TASK: Could you find every line in the entries below that holds the word "Ctrl" and copy it?

LISTED ENTRIES:
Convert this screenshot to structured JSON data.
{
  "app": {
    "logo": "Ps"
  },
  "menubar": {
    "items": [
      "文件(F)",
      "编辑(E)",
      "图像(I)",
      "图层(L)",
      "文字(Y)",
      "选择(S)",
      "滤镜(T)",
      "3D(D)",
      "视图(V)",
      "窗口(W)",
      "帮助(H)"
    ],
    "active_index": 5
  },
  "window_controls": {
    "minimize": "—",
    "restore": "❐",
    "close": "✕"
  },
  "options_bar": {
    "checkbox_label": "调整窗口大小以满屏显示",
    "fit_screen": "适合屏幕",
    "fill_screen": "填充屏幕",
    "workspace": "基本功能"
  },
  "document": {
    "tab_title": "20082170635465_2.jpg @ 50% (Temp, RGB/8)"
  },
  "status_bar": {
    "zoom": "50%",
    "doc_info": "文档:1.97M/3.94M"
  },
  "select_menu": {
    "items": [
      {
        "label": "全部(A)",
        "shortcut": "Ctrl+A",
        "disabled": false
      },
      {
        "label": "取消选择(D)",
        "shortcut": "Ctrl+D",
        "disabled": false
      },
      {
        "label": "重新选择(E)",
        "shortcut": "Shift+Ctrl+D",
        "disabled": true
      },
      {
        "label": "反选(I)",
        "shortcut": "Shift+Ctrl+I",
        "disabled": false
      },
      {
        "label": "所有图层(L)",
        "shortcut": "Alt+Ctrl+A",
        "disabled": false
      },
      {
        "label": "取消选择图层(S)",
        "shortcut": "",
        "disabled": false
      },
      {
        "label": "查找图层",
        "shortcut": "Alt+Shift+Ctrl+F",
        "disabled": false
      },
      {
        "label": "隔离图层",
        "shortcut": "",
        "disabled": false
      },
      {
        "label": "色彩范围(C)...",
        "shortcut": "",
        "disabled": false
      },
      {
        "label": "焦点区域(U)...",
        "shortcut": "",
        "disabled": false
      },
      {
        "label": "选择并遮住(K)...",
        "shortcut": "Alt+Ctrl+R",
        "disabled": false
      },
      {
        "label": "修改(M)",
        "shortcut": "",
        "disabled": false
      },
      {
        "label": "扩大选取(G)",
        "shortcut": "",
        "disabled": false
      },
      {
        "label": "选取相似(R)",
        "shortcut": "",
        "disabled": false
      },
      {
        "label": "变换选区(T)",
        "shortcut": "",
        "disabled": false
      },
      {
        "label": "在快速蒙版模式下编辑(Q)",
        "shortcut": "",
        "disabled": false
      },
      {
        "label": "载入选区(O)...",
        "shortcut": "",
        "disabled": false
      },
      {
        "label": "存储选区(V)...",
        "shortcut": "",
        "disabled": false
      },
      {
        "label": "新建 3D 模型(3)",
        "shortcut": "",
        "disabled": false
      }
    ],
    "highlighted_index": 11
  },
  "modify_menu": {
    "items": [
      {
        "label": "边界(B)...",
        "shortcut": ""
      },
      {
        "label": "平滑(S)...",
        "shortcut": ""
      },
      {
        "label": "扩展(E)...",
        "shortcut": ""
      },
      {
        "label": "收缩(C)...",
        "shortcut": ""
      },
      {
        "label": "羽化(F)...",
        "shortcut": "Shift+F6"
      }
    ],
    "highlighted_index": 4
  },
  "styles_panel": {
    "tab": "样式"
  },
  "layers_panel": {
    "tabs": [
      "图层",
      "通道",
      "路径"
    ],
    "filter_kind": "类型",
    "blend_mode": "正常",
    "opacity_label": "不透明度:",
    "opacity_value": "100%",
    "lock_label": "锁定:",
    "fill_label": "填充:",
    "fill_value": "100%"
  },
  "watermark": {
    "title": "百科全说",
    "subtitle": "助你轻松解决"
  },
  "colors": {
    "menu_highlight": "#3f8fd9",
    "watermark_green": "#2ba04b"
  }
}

ANSWER TO THE PROBLEM:
        "shortcut": "Ctrl+A",
        "shortcut": "Ctrl+D",
        "shortcut": "Shift+Ctrl+D",
        "shortcut": "Shift+Ctrl+I",
        "shortcut": "Alt+Ctrl+A",
        "shortcut": "Alt+Shift+Ctrl+F",
        "shortcut": "Alt+Ctrl+R",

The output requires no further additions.